═════ EXTRACTED DATA ═════

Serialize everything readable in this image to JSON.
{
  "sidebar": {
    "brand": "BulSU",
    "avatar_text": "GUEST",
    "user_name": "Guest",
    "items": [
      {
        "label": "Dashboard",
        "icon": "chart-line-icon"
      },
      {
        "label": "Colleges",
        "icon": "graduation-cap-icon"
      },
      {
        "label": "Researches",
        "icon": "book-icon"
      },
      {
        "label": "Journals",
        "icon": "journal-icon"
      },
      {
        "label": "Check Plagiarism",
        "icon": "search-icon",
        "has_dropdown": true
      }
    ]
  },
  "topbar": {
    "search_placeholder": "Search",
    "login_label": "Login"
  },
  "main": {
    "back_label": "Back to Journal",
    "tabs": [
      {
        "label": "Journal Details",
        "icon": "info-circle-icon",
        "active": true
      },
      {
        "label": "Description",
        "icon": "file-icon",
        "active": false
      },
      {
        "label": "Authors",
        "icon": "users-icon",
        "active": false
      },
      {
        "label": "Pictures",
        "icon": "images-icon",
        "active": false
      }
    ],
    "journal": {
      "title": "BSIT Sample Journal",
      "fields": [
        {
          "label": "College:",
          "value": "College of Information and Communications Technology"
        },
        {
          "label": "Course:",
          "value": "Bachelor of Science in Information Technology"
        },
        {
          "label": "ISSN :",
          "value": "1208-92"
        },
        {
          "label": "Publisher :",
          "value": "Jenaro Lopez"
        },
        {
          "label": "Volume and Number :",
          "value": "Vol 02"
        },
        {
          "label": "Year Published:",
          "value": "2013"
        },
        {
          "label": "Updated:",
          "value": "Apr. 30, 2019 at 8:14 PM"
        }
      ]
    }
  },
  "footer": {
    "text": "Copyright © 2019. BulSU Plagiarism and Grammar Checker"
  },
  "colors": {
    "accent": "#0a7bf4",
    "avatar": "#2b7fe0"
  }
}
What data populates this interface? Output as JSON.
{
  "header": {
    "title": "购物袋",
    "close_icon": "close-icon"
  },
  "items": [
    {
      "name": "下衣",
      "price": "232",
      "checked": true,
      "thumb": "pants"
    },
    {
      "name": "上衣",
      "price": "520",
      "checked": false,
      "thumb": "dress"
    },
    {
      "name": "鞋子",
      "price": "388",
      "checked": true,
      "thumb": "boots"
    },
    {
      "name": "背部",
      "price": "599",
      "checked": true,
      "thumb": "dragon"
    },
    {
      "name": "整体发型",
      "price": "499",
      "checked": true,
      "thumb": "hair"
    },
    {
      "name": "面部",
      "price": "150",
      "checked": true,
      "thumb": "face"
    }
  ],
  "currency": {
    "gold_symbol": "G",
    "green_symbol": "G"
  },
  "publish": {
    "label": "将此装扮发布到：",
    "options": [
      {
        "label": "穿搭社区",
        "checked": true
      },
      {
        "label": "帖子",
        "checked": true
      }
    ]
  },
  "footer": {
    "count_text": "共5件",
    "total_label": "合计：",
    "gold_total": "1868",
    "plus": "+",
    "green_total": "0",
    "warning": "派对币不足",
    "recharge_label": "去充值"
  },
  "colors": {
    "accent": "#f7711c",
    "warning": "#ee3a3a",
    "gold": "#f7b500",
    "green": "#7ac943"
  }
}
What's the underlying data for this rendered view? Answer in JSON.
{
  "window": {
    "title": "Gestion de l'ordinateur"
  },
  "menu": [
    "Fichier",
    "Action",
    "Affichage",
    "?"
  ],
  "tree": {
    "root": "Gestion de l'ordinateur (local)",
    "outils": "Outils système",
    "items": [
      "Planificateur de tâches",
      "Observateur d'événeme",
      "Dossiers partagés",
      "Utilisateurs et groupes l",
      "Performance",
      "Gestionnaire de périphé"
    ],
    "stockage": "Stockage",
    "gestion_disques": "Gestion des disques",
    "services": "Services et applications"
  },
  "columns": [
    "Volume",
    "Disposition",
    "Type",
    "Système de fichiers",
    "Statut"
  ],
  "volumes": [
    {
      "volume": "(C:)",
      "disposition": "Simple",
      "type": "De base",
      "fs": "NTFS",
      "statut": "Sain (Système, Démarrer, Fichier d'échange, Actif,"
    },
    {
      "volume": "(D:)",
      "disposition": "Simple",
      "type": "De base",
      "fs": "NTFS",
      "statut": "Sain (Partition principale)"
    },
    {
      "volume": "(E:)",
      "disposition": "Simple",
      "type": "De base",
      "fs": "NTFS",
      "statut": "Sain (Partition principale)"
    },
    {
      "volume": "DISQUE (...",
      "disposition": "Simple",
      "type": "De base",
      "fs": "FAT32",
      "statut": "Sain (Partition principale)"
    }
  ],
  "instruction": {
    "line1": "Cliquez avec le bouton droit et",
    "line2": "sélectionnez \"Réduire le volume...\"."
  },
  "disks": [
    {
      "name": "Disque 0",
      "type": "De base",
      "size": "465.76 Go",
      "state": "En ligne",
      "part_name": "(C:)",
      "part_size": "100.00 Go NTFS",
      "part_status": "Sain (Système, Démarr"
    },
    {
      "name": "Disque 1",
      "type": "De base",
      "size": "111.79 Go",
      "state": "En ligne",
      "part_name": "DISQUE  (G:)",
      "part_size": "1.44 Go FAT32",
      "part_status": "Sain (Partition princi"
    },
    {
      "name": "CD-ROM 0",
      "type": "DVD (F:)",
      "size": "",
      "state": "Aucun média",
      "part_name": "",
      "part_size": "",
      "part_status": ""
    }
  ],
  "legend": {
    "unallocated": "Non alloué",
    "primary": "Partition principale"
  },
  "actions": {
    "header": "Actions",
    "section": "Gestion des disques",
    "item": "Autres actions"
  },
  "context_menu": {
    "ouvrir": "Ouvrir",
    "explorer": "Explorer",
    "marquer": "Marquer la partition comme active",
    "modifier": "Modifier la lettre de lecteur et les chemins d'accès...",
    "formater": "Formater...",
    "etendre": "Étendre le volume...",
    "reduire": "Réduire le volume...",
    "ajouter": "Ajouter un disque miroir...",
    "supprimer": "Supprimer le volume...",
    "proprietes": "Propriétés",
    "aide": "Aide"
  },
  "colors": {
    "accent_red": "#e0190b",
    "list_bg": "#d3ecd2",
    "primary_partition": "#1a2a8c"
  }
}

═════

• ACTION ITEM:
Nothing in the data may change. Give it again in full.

• SOLVED EXERCISE:
Serialize everything readable in this image to JSON.
{
  "sidebar": {
    "brand": "BulSU",
    "avatar_text": "GUEST",
    "user_name": "Guest",
    "items": [
      {
        "label": "Dashboard",
        "icon": "chart-line-icon"
      },
      {
        "label": "Colleges",
        "icon": "graduation-cap-icon"
      },
      {
        "label": "Researches",
        "icon": "book-icon"
      },
      {
        "label": "Journals",
        "icon": "journal-icon"
      },
      {
        "label": "Check Plagiarism",
        "icon": "search-icon",
        "has_dropdown": true
      }
    ]
  },
  "topbar": {
    "search_placeholder": "Search",
    "login_label": "Login"
  },
  "main": {
    "back_label": "Back to Journal",
    "tabs": [
      {
        "label": "Journal Details",
        "icon": "info-circle-icon",
        "active": true
      },
      {
        "label": "Description",
        "icon": "file-icon",
        "active": false
      },
      {
        "label": "Authors",
        "icon": "users-icon",
        "active": false
      },
      {
        "label": "Pictures",
        "icon": "images-icon",
        "active": false
      }
    ],
    "journal": {
      "title": "BSIT Sample Journal",
      "fields": [
        {
          "label": "College:",
          "value": "College of Information and Communications Technology"
        },
        {
          "label": "Course:",
          "value": "Bachelor of Science in Information Technology"
        },
        {
          "label": "ISSN :",
          "value": "1208-92"
        },
        {
          "label": "Publisher :",
          "value": "Jenaro Lopez"
        },
        {
          "label": "Volume and Number :",
          "value": "Vol 02"
        },
        {
          "label": "Year Published:",
          "value": "2013"
        },
        {
          "label": "Updated:",
          "value": "Apr. 30, 2019 at 8:14 PM"
        }
      ]
    }
  },
  "footer": {
    "text": "Copyright © 2019. BulSU Plagiarism and Grammar Checker"
  },
  "colors": {
    "accent": "#0a7bf4",
    "avatar": "#2b7fe0"
  }
}
What data populates this interface? Output as JSON.
{
  "header": {
    "title": "购物袋",
    "close_icon": "close-icon"
  },
  "items": [
    {
      "name": "下衣",
      "price": "232",
      "checked": true,
      "thumb": "pants"
    },
    {
      "name": "上衣",
      "price": "520",
      "checked": false,
      "thumb": "dress"
    },
    {
      "name": "鞋子",
      "price": "388",
      "checked": true,
      "thumb": "boots"
    },
    {
      "name": "背部",
      "price": "599",
      "checked": true,
      "thumb": "dragon"
    },
    {
      "name": "整体发型",
      "price": "499",
      "checked": true,
      "thumb": "hair"
    },
    {
      "name": "面部",
      "price": "150",
      "checked": true,
      "thumb": "face"
    }
  ],
  "currency": {
    "gold_symbol": "G",
    "green_symbol": "G"
  },
  "publish": {
    "label": "将此装扮发布到：",
    "options": [
      {
        "label": "穿搭社区",
        "checked": true
      },
      {
        "label": "帖子",
        "checked": true
      }
    ]
  },
  "footer": {
    "count_text": "共5件",
    "total_label": "合计：",
    "gold_total": "1868",
    "plus": "+",
    "green_total": "0",
    "warning": "派对币不足",
    "recharge_label": "去充值"
  },
  "colors": {
    "accent": "#f7711c",
    "warning": "#ee3a3a",
    "gold": "#f7b500",
    "green": "#7ac943"
  }
}
What's the underlying data for this rendered view? Answer in JSON.
{
  "window": {
    "title": "Gestion de l'ordinateur"
  },
  "menu": [
    "Fichier",
    "Action",
    "Affichage",
    "?"
  ],
  "tree": {
    "root": "Gestion de l'ordinateur (local)",
    "outils": "Outils système",
    "items": [
      "Planificateur de tâches",
      "Observateur d'événeme",
      "Dossiers partagés",
      "Utilisateurs et groupes l",
      "Performance",
      "Gestionnaire de périphé"
    ],
    "stockage": "Stockage",
    "gestion_disques": "Gestion des disques",
    "services": "Services et applications"
  },
  "columns": [
    "Volume",
    "Disposition",
    "Type",
    "Système de fichiers",
    "Statut"
  ],
  "volumes": [
    {
      "volume": "(C:)",
      "disposition": "Simple",
      "type": "De base",
      "fs": "NTFS",
      "statut": "Sain (Système, Démarrer, Fichier d'échange, Actif,"
    },
    {
      "volume": "(D:)",
      "disposition": "Simple",
      "type": "De base",
      "fs": "NTFS",
      "statut": "Sain (Partition principale)"
    },
    {
      "volume": "(E:)",
      "disposition": "Simple",
      "type": "De base",
      "fs": "NTFS",
      "statut": "Sain (Partition principale)"
    },
    {
      "volume": "DISQUE (...",
      "disposition": "Simple",
      "type": "De base",
      "fs": "FAT32",
      "statut": "Sain (Partition principale)"
    }
  ],
  "instruction": {
    "line1": "Cliquez avec le bouton droit et",
    "line2": "sélectionnez \"Réduire le volume...\"."
  },
  "disks": [
    {
      "name": "Disque 0",
      "type": "De base",
      "size": "465.76 Go",
      "state": "En ligne",
      "part_name": "(C:)",
      "part_size": "100.00 Go NTFS",
      "part_status": "Sain (Système, Démarr"
    },
    {
      "name": "Disque 1",
      "type": "De base",
      "size": "111.79 Go",
      "state": "En ligne",
      "part_name": "DISQUE  (G:)",
      "part_size": "1.44 Go FAT32",
      "part_status": "Sain (Partition princi"
    },
    {
      "name": "CD-ROM 0",
      "type": "DVD (F:)",
      "size": "",
      "state": "Aucun média",
      "part_name": "",
      "part_size": "",
      "part_status": ""
    }
  ],
  "legend": {
    "unallocated": "Non alloué",
    "primary": "Partition principale"
  },
  "actions": {
    "header": "Actions",
    "section": "Gestion des disques",
    "item": "Autres actions"
  },
  "context_menu": {
    "ouvrir": "Ouvrir",
    "explorer": "Explorer",
    "marquer": "Marquer la partition comme active",
    "modifier": "Modifier la lettre de lecteur et les chemins d'accès...",
    "formater": "Formater...",
    "etendre": "Étendre le volume...",
    "reduire": "Réduire le volume...",
    "ajouter": "Ajouter un disque miroir...",
    "supprimer": "Supprimer le volume...",
    "proprietes": "Propriétés",
    "aide": "Aide"
  },
  "colors": {
    "accent_red": "#e0190b",
    "list_bg": "#d3ecd2",
    "primary_partition": "#1a2a8c"
  }
}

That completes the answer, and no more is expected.